“Black people deserve to live; I don’t know how many people dispute this, but I wanted to state it explicitly so that everyone has mutual knowledge that we all endorse this and there’s no ambiguity about it,” or
“There are a broad swath of law enforcement activities and cultural norms that disproportionately harm Black people. This is an important problem and requires drastic reforms to law enforcement,” or
“There are a surprisingly large number of people who don’t believe that Black people deserve to live; by making this belief explicit we can marginalize them and significantly limit their ability to do harm, drowning out any subtle attempts to propagate their beliefs with explicit proclamations to the contrary,” or
“There are a broad swath of problems that disproportionately harm Black people, and it seems like these problems are generally prioritized less because the victims are disproportionately Black; this is evidence that as a society we undervalue Black lives, and we can address this by making support for Black lives explicit to cancel out the implicit devaluation, and this will hopefully lead to a wide range of reforms to address the many problems that disproportionately harm Black people”, or
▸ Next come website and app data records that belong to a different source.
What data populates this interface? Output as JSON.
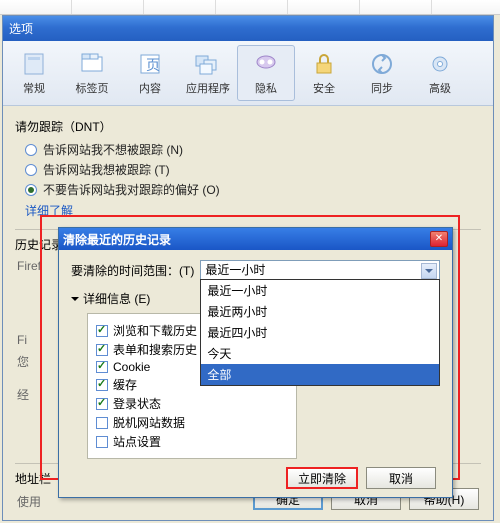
{
  "window": {
    "title": "选项"
  },
  "toolbar": {
    "items": [
      {
        "label": "常规"
      },
      {
        "label": "标签页"
      },
      {
        "label": "内容"
      },
      {
        "label": "应用程序"
      },
      {
        "label": "隐私"
      },
      {
        "label": "安全"
      },
      {
        "label": "同步"
      },
      {
        "label": "高级"
      }
    ]
  },
  "dnt": {
    "heading": "请勿跟踪（DNT）",
    "opt1": "告诉网站我不想被跟踪 (N)",
    "opt2": "告诉网站我想被跟踪 (T)",
    "opt3": "不要告诉网站我对跟踪的偏好 (O)",
    "learn": "详细了解"
  },
  "history": {
    "heading": "历史记录",
    "prefix": "Firef",
    "fi": "Fi",
    "note": "您",
    "jing": "经"
  },
  "addr": {
    "heading": "地址栏",
    "prefix": "使用"
  },
  "buttons": {
    "ok": "确定",
    "cancel": "取消",
    "help": "帮助(H)"
  },
  "dialog": {
    "title": "清除最近的历史记录",
    "range_label": "要清除的时间范围：(T)",
    "range_value": "最近一小时",
    "options": [
      "最近一小时",
      "最近两小时",
      "最近四小时",
      "今天",
      "全部"
    ],
    "details": "详细信息 (E)",
    "checks": [
      {
        "label": "浏览和下载历史",
        "checked": true
      },
      {
        "label": "表单和搜索历史",
        "checked": true
      },
      {
        "label": "Cookie",
        "checked": true
      },
      {
        "label": "缓存",
        "checked": true
      },
      {
        "label": "登录状态",
        "checked": true
      },
      {
        "label": "脱机网站数据",
        "checked": false
      },
      {
        "label": "站点设置",
        "checked": false
      }
    ],
    "clear_now": "立即清除",
    "cancel": "取消"
  }
}
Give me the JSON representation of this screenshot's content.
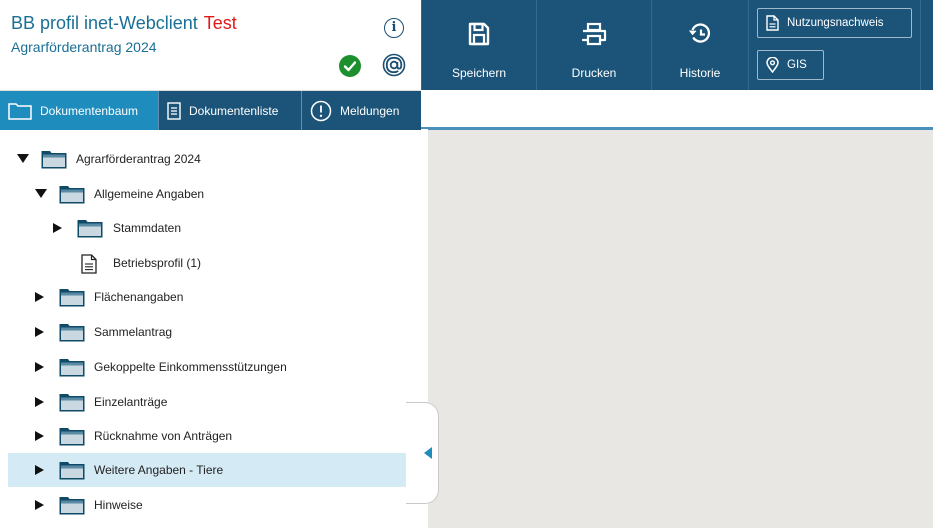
{
  "header": {
    "app_name": "BB profil inet-Webclient",
    "env_label": "Test",
    "subtitle": "Agrarförderantrag 2024",
    "info_icon": "info-icon",
    "status_icon": "check-circle-icon",
    "mail_icon": "at-sign-icon",
    "colors": {
      "title": "#1a6f96",
      "env": "#e11818",
      "ok": "#1e8f2e"
    }
  },
  "tabs": [
    {
      "label": "Dokumentenbaum",
      "icon": "folder-icon",
      "active": true
    },
    {
      "label": "Dokumentenliste",
      "icon": "list-icon",
      "active": false
    },
    {
      "label": "Meldungen",
      "icon": "exclamation-circle-icon",
      "active": false
    }
  ],
  "toolbar": {
    "save_label": "Speichern",
    "print_label": "Drucken",
    "history_label": "Historie",
    "usage_label": "Nutzungsnachweis",
    "gis_label": "GIS",
    "colors": {
      "bar": "#1b5478",
      "active_tab": "#1e8cbd"
    }
  },
  "tree": [
    {
      "label": "Agrarförderantrag 2024",
      "level": 0,
      "expander": "down",
      "icon": "folder-icon"
    },
    {
      "label": "Allgemeine Angaben",
      "level": 1,
      "expander": "down",
      "icon": "folder-icon"
    },
    {
      "label": "Stammdaten",
      "level": 2,
      "expander": "right",
      "icon": "folder-icon"
    },
    {
      "label": "Betriebsprofil (1)",
      "level": 2,
      "expander": "none",
      "icon": "document-icon"
    },
    {
      "label": "Flächenangaben",
      "level": 1,
      "expander": "right",
      "icon": "folder-icon"
    },
    {
      "label": "Sammelantrag",
      "level": 1,
      "expander": "right",
      "icon": "folder-icon"
    },
    {
      "label": "Gekoppelte Einkommensstützungen",
      "level": 1,
      "expander": "right",
      "icon": "folder-icon"
    },
    {
      "label": "Einzelanträge",
      "level": 1,
      "expander": "right",
      "icon": "folder-icon"
    },
    {
      "label": "Rücknahme von Anträgen",
      "level": 1,
      "expander": "right",
      "icon": "folder-icon"
    },
    {
      "label": "Weitere Angaben - Tiere",
      "level": 1,
      "expander": "right",
      "icon": "folder-icon",
      "selected": true
    },
    {
      "label": "Hinweise",
      "level": 1,
      "expander": "right",
      "icon": "folder-icon"
    }
  ],
  "splitter": {
    "icon": "collapse-left-icon"
  }
}
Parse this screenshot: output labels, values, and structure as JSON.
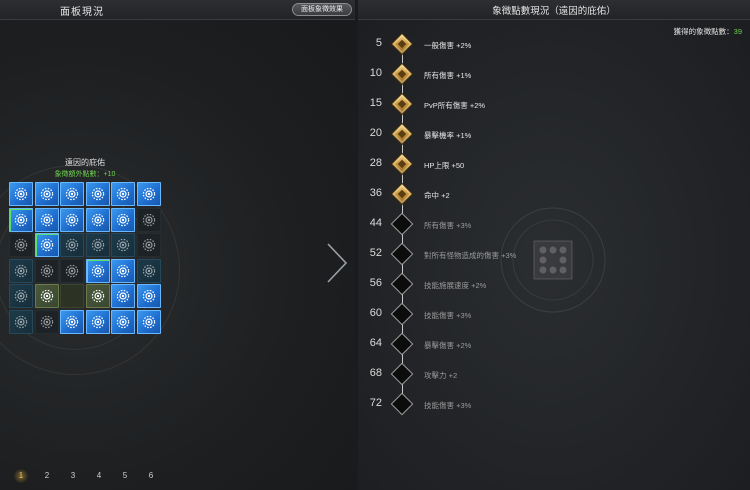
{
  "left": {
    "title": "面板現況",
    "effect_button": "面板象徵效果",
    "board_title": "遠因的庇佑",
    "board_subtitle": "象徵額外點數：+10",
    "tiles": [
      [
        "blue",
        "blue",
        "blue",
        "blue",
        "blue",
        "blue"
      ],
      [
        "blue-g",
        "blue",
        "blue",
        "blue",
        "blue",
        "dark"
      ],
      [
        "dark",
        "blue-g",
        "dim",
        "dim",
        "dim",
        "dark"
      ],
      [
        "dim",
        "dark",
        "dark",
        "blue-g",
        "blue",
        "dim"
      ],
      [
        "dim",
        "olive",
        "olive-dark",
        "olive",
        "blue",
        "blue"
      ],
      [
        "dim",
        "dark",
        "blue",
        "blue",
        "blue",
        "blue"
      ]
    ],
    "pages": [
      "1",
      "2",
      "3",
      "4",
      "5",
      "6"
    ],
    "active_page": "1"
  },
  "right": {
    "title": "象徵點數現況（遠因的庇佑）",
    "points_label": "獲得的象徵點數：",
    "points_value": "39",
    "milestones": [
      {
        "level": "5",
        "desc": "一般傷害 +2%",
        "unlocked": true
      },
      {
        "level": "10",
        "desc": "所有傷害 +1%",
        "unlocked": true
      },
      {
        "level": "15",
        "desc": "PvP所有傷害 +2%",
        "unlocked": true
      },
      {
        "level": "20",
        "desc": "暴擊機率 +1%",
        "unlocked": true
      },
      {
        "level": "28",
        "desc": "HP上限 +50",
        "unlocked": true
      },
      {
        "level": "36",
        "desc": "命中 +2",
        "unlocked": true
      },
      {
        "level": "44",
        "desc": "所有傷害 +3%",
        "unlocked": false
      },
      {
        "level": "52",
        "desc": "對所有怪物造成的傷害 +3%",
        "unlocked": false
      },
      {
        "level": "56",
        "desc": "技能施展速度 +2%",
        "unlocked": false
      },
      {
        "level": "60",
        "desc": "技能傷害 +3%",
        "unlocked": false
      },
      {
        "level": "64",
        "desc": "暴擊傷害 +2%",
        "unlocked": false
      },
      {
        "level": "68",
        "desc": "攻擊力 +2",
        "unlocked": false
      },
      {
        "level": "72",
        "desc": "技能傷害 +3%",
        "unlocked": false
      }
    ]
  },
  "colors": {
    "accent_green": "#6ed04e",
    "gold": "#c9963c",
    "tile_blue": "#2a82e0"
  }
}
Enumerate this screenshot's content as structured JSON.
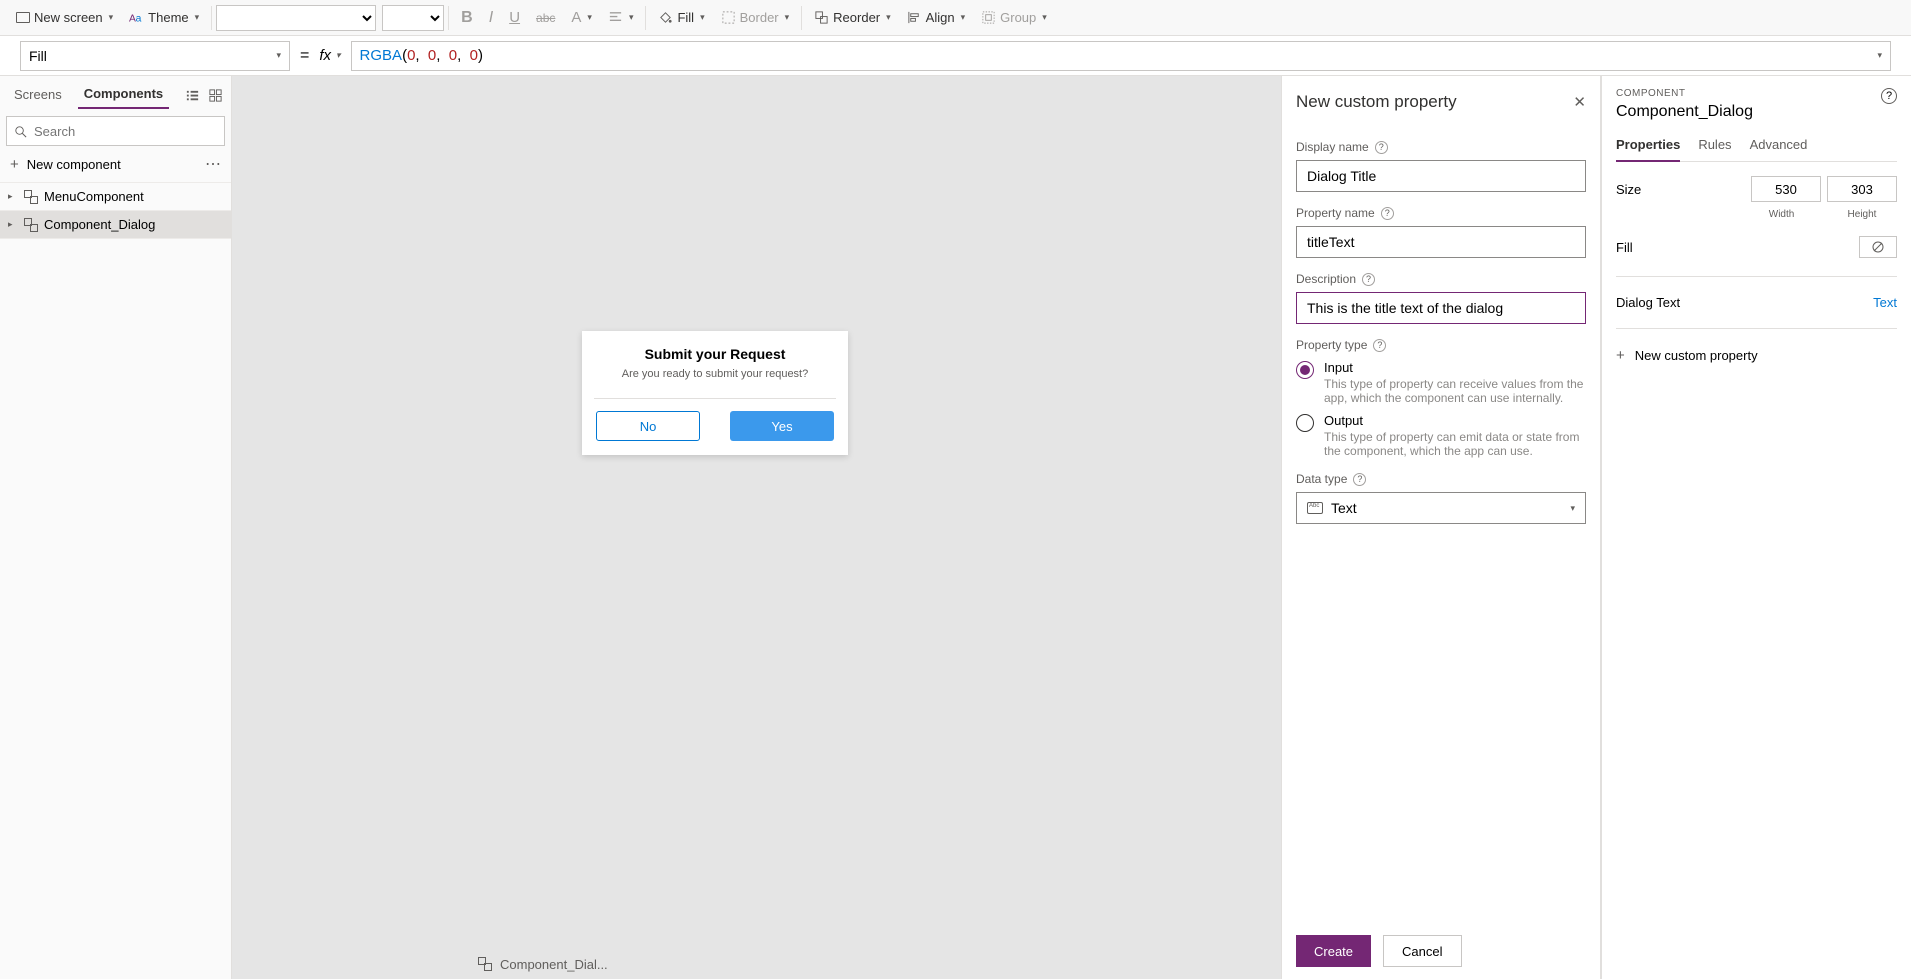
{
  "ribbon": {
    "newScreen": "New screen",
    "theme": "Theme",
    "fill": "Fill",
    "border": "Border",
    "reorder": "Reorder",
    "align": "Align",
    "group": "Group"
  },
  "formulaBar": {
    "propertyName": "Fill",
    "equals": "=",
    "fx": "fx",
    "formula_fn": "RGBA",
    "formula_args": [
      "0",
      "0",
      "0",
      "0"
    ]
  },
  "leftPane": {
    "tabs": {
      "screens": "Screens",
      "components": "Components"
    },
    "searchPlaceholder": "Search",
    "newComponent": "New component",
    "items": [
      {
        "name": "MenuComponent"
      },
      {
        "name": "Component_Dialog"
      }
    ]
  },
  "canvas": {
    "dialog": {
      "title": "Submit your Request",
      "message": "Are you ready to submit your request?",
      "noLabel": "No",
      "yesLabel": "Yes"
    }
  },
  "footer": {
    "breadcrumb": "Component_Dial..."
  },
  "propPanel": {
    "title": "New custom property",
    "displayName": {
      "label": "Display name",
      "value": "Dialog Title"
    },
    "propertyName": {
      "label": "Property name",
      "value": "titleText"
    },
    "description": {
      "label": "Description",
      "value": "This is the title text of the dialog"
    },
    "propertyType": {
      "label": "Property type",
      "input": {
        "label": "Input",
        "desc": "This type of property can receive values from the app, which the component can use internally."
      },
      "output": {
        "label": "Output",
        "desc": "This type of property can emit data or state from the component, which the app can use."
      }
    },
    "dataType": {
      "label": "Data type",
      "value": "Text"
    },
    "createBtn": "Create",
    "cancelBtn": "Cancel"
  },
  "rightPanel": {
    "sectionLabel": "COMPONENT",
    "name": "Component_Dialog",
    "tabs": {
      "properties": "Properties",
      "rules": "Rules",
      "advanced": "Advanced"
    },
    "size": {
      "label": "Size",
      "width": "530",
      "height": "303",
      "wLabel": "Width",
      "hLabel": "Height"
    },
    "fillLabel": "Fill",
    "dialogTextLabel": "Dialog Text",
    "dialogTextType": "Text",
    "newCustomProp": "New custom property"
  }
}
“All of society is built upon a foundation of harming Black people to benefit everyone else, and this is one of if not the most important aspect of any given interaction, dynamic, or activity one engages in, such that anything short of actively working against this ubiquitous harm in all things and at all times is to support and further it.”
Doing this in a conversation doesn’t just benefit the other person by sparing them an obvious rhetorical trap to sidestep; it also benefits you by pinpointing precisely where the actual disagreement is. Once you have a better understanding of exactly what your opponent believes and why they believe it, you have a much better chance of actually persuading them, or at least loosening up the ground around their position enough that they find themselves questioning and wandering the memetic landscape later. If you’re focused on attacking an semi-imaginary monster that seems to be in the general vicinity of your opponent, you won’t actually change anyone’s mind. You may feel righteous and triumphant for having stood up to the monster - but if the monster wasn’t real, then you haven’t actually helped anyone or meaningfully changed anything.
And sometimes, just sometimes, you may just find that there wasn’t any significant disagreement at all. It’s surprisingly easy to fall into what appears to be a hardened conflict with all the trappings of a fight, only to peel back the layers of attacks and defense to reveal that there was absolutely nothing at the core of it. It’s not super common - but it can happen, and in those cases discovering the error makes everyone’s day vastly better.
Shorthand and the ambiguity of semantic entanglements are unavoidable. I much prefer the explicit and narrow, especially when emotions are running high, and clarifies where actual disagreements are. I don’t have any illusions that a few linguistic tweaks means every starts signing “kumbaya” around the campfire, but it can be the difference between “you’re clearly an inhuman monster who stands opposed to life itself” and “I think your belief about this specific thing is very wrong, but at least that disagreement is confined to that specific thing and you still endorse the fundamental idea of life/choice/family/whatever”.
Worst case, achieve a better understanding of what’s at play and what, if anything, you are actually aiming to change.
Best case, realize that you’ve already won.